Incidence and clinical features of hospitalization because of respiratory syncytial virus lower respiratory illness among children less than two years of age in a rural Asian setting
Background. Lower respiratory illness is the leading cause of child death in the developing world. Despite this few reports on respiratory syncytial virus (RSV) lower respiratory illness disease burden exist from rural areas of the developing world, and none exist for Indonesia.
Methods. We evaluated children living in any of 83 villages on Lombok Island, Indonesia who were <2 years of age when hospitalized for severe lower respiratory illness during 2000 and 2001. All hospitals on Lombok were included in the evaluation. We obtained the number of births and deaths that occurred within the study villages and time frame, allowing for incidence determination.

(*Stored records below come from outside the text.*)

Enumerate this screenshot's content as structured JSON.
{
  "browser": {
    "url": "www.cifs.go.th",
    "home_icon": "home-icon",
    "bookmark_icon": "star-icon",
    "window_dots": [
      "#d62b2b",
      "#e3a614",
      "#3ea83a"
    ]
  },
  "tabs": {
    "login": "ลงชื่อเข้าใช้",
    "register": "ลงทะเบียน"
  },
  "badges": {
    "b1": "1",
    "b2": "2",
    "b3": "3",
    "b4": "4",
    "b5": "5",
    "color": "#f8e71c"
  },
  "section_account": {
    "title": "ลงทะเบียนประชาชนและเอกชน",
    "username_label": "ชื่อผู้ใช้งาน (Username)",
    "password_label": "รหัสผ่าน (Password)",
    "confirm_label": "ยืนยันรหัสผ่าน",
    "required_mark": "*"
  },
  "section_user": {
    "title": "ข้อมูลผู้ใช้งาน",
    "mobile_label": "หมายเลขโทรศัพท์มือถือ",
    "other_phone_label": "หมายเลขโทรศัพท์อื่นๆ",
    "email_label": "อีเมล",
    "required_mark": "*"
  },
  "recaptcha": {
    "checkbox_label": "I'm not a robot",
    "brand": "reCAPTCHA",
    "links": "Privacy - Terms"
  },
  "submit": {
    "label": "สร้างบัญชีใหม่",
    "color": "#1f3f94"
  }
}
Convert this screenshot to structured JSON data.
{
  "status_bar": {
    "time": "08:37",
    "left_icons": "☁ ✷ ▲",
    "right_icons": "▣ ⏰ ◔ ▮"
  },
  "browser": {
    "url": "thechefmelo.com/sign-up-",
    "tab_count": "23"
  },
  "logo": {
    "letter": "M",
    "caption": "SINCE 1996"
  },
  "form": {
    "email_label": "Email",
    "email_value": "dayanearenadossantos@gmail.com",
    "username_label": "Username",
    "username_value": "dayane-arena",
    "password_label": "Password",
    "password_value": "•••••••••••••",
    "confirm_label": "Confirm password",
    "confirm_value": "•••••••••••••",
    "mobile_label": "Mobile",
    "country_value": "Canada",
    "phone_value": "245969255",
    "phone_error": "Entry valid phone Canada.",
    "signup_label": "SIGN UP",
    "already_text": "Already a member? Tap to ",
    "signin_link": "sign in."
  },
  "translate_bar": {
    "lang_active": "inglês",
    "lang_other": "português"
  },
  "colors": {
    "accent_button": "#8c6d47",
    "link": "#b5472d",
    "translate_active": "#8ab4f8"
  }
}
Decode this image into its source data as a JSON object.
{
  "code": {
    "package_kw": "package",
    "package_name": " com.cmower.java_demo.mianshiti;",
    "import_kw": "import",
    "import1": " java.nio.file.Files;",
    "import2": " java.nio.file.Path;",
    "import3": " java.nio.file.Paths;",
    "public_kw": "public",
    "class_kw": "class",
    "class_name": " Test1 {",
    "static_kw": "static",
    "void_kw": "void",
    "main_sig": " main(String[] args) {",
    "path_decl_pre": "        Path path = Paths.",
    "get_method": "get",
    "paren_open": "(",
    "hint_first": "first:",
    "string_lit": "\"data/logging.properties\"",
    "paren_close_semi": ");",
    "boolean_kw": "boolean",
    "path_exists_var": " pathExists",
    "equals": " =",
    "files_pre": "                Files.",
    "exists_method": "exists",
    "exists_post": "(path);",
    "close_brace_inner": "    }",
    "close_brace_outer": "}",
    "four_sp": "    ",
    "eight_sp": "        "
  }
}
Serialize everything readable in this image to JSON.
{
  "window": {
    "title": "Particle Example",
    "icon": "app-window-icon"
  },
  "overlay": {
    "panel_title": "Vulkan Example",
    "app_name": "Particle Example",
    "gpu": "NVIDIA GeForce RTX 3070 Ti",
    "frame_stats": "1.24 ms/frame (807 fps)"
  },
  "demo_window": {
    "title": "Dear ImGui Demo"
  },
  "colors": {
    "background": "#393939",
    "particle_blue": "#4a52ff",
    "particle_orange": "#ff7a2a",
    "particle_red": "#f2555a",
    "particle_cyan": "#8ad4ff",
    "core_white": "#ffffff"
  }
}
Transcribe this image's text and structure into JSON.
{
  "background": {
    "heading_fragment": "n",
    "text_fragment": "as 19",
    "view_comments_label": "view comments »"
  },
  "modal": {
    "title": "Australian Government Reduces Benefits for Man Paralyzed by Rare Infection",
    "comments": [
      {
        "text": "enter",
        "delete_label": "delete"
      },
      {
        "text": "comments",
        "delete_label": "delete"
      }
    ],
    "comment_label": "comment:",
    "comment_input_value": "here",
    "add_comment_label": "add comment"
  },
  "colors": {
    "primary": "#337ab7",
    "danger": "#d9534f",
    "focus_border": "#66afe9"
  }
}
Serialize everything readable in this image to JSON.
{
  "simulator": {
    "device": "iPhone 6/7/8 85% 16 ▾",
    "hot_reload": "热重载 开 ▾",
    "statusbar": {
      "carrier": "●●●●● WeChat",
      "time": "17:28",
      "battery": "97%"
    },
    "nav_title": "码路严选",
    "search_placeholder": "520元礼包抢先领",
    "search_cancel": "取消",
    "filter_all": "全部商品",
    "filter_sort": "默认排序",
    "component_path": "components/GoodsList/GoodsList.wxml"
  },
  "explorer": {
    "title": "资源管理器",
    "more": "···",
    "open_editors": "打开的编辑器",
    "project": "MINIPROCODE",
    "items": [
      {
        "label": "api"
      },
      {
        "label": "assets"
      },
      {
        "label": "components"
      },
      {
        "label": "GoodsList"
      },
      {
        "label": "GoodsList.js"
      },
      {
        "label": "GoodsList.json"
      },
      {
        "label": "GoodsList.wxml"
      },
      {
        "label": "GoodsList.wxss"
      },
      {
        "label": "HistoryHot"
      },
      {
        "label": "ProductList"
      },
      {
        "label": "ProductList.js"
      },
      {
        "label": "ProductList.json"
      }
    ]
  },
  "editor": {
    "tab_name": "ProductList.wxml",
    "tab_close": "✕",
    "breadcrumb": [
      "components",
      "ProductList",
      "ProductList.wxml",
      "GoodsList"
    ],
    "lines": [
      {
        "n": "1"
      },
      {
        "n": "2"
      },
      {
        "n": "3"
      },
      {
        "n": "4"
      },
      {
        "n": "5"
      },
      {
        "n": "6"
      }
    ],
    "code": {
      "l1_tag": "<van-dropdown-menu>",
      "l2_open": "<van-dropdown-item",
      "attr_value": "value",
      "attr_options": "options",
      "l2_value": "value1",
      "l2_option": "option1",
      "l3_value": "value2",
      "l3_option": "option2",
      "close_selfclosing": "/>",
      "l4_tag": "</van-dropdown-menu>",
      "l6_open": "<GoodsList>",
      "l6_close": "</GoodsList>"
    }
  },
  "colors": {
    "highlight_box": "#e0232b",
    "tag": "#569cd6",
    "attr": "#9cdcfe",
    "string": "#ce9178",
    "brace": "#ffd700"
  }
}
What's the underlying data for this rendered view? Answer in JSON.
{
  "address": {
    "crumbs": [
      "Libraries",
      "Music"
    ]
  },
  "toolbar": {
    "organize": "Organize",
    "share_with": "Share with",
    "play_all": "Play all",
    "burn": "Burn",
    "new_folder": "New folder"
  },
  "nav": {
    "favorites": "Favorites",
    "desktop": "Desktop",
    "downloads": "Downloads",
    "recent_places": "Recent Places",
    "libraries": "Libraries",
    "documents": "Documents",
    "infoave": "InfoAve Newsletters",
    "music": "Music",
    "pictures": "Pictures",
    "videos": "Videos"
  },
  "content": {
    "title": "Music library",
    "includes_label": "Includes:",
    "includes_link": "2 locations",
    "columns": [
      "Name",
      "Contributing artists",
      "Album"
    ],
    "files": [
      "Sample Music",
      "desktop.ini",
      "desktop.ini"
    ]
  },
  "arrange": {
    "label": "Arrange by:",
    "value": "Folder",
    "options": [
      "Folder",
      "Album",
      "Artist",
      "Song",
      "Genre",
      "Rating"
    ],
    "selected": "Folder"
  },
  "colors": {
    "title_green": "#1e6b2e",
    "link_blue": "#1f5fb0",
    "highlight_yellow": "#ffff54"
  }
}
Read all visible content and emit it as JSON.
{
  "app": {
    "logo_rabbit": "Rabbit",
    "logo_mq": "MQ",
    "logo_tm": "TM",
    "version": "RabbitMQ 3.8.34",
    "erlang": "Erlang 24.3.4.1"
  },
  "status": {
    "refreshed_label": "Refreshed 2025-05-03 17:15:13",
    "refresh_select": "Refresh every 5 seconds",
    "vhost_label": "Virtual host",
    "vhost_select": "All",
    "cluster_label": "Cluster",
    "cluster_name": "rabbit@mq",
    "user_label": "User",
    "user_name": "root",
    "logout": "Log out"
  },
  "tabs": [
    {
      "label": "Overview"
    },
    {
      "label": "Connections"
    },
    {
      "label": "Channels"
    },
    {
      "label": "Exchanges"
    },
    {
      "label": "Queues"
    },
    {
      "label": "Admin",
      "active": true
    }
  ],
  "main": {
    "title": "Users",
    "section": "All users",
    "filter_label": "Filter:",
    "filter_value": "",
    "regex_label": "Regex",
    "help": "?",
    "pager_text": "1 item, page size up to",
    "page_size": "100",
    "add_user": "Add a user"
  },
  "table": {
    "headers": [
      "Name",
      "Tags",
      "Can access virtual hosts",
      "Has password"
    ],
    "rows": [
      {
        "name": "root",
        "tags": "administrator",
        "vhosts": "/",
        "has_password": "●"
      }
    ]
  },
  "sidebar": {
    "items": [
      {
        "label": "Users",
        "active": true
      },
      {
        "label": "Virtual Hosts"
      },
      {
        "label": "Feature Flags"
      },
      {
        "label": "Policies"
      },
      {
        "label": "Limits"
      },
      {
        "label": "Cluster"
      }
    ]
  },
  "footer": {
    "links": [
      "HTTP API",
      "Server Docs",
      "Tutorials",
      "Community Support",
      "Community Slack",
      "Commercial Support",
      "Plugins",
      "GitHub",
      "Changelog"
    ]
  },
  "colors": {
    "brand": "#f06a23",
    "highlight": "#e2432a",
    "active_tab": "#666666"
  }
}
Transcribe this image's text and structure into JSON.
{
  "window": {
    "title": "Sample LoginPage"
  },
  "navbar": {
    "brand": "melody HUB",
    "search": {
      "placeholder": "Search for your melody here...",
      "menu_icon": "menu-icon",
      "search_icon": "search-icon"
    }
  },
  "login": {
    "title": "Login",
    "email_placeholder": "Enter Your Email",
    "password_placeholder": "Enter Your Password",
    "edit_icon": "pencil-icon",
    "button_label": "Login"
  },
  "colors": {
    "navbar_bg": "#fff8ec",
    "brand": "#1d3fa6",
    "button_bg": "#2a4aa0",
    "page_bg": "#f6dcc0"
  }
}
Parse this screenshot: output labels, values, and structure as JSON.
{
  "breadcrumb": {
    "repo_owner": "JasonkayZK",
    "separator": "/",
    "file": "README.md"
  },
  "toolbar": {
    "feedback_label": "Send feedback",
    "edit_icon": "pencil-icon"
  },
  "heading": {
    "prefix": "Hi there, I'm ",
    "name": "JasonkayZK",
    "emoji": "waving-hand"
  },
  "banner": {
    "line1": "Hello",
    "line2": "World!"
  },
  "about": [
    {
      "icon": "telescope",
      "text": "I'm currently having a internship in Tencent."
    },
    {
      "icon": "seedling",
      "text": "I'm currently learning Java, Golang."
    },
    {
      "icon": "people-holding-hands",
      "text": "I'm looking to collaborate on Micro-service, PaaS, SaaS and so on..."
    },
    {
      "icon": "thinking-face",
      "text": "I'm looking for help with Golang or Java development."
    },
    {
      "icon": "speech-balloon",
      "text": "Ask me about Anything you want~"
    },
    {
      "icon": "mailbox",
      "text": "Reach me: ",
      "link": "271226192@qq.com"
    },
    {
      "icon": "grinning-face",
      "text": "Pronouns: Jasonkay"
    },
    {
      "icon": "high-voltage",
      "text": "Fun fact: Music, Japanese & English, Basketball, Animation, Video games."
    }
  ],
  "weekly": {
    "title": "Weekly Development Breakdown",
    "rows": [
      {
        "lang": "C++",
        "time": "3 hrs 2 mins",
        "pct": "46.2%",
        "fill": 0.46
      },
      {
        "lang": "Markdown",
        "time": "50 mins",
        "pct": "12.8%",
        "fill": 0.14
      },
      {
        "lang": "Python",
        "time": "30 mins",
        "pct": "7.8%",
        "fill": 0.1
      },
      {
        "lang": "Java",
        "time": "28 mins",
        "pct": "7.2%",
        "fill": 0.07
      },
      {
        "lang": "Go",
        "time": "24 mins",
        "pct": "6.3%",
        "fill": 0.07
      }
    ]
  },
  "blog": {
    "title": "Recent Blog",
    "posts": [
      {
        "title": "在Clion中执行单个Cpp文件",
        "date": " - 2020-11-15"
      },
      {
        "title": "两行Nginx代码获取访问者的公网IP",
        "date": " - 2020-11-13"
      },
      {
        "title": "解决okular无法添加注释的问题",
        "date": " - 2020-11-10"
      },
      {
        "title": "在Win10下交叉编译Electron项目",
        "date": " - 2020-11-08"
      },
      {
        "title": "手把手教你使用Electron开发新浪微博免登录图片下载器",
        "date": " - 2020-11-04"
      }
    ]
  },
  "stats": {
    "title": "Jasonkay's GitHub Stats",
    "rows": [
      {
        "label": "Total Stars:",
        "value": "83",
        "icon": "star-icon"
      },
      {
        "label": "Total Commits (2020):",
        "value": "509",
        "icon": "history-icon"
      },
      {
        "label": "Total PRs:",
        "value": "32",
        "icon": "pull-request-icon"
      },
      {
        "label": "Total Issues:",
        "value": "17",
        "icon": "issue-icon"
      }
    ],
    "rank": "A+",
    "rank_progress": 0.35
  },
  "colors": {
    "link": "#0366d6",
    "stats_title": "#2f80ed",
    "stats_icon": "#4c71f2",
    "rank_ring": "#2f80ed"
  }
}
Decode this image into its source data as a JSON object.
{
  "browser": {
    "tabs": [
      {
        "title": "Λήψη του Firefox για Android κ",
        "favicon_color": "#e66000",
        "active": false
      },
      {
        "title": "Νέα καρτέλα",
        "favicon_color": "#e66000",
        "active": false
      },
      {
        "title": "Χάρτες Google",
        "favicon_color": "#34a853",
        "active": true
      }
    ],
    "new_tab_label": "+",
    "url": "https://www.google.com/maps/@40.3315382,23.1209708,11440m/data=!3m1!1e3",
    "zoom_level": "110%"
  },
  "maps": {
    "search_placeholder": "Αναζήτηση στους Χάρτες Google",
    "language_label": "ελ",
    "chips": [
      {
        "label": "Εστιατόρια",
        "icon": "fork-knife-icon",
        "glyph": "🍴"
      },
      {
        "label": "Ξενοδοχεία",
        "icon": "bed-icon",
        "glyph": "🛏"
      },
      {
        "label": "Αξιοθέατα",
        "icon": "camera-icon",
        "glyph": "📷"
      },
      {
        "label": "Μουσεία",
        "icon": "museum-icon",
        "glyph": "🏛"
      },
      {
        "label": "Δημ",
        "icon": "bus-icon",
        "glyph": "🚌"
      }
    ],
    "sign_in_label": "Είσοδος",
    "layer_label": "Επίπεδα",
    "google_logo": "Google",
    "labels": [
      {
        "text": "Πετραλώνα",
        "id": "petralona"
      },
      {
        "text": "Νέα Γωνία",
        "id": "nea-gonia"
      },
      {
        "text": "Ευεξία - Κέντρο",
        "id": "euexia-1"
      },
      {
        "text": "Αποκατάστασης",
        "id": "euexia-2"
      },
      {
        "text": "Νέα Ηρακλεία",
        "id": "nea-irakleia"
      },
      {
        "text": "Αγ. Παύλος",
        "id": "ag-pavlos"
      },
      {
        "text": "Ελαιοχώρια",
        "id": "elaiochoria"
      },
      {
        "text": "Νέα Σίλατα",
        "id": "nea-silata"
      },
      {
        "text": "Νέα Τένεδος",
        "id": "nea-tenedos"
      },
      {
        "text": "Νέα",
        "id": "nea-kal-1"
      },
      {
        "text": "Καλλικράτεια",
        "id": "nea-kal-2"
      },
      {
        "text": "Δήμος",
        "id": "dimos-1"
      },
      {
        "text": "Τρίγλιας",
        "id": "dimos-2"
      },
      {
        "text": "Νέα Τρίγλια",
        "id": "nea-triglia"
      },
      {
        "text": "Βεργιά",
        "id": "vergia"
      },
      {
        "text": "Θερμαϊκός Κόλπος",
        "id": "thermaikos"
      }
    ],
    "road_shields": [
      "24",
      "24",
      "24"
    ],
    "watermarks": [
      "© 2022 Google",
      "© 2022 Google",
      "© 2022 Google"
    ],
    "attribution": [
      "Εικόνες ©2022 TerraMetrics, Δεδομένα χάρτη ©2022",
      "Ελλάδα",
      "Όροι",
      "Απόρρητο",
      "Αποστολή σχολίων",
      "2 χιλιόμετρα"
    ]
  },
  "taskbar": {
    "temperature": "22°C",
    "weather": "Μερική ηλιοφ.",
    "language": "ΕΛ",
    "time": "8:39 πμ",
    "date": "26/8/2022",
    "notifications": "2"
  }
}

Results. Of 2677 children hospitalized for severe lower respiratory illness whose RSV status was determined, 23% had a positive test; this percentage varied from 50% at the end of the rainy season to 0% shortly before the start of the rainy season. Among children <2 years of age, the confirmed and estimated incidences of severe RSV lower respiratory illness hospitalization were 10 and 14 per 1000 child-years, respectively; values for children <1 year of age were 17 and 25 per 1000 child-years. The confirmed case-fatality percentage among RSV-positive cases was 1.9%; however, 84% of children who died were dead before RSV status could be determined, suggesting the actual case fatality percentage was higher.
Conclusions. Lombok has a large burden of severe childhood RSV lower respiratory illness, and death occurs frequently. Novel RSV vaccines thus could have a substantial positive impact on lower respiratory illness morbidity and mortality.
Djelantik, I. G. G., Gessner, B. D., Soewignjo, S., Steinhoff, M., Sutanto, A., Widjaya, A., ... Ingerani, . U. (2003). Incidence and clinical features of hospitalization because of respiratory syncytial virus lower respiratory illness among children less than two years of age in a rural Asian setting. Pediatric Infectious Disease Journal, 22(2), 150-156.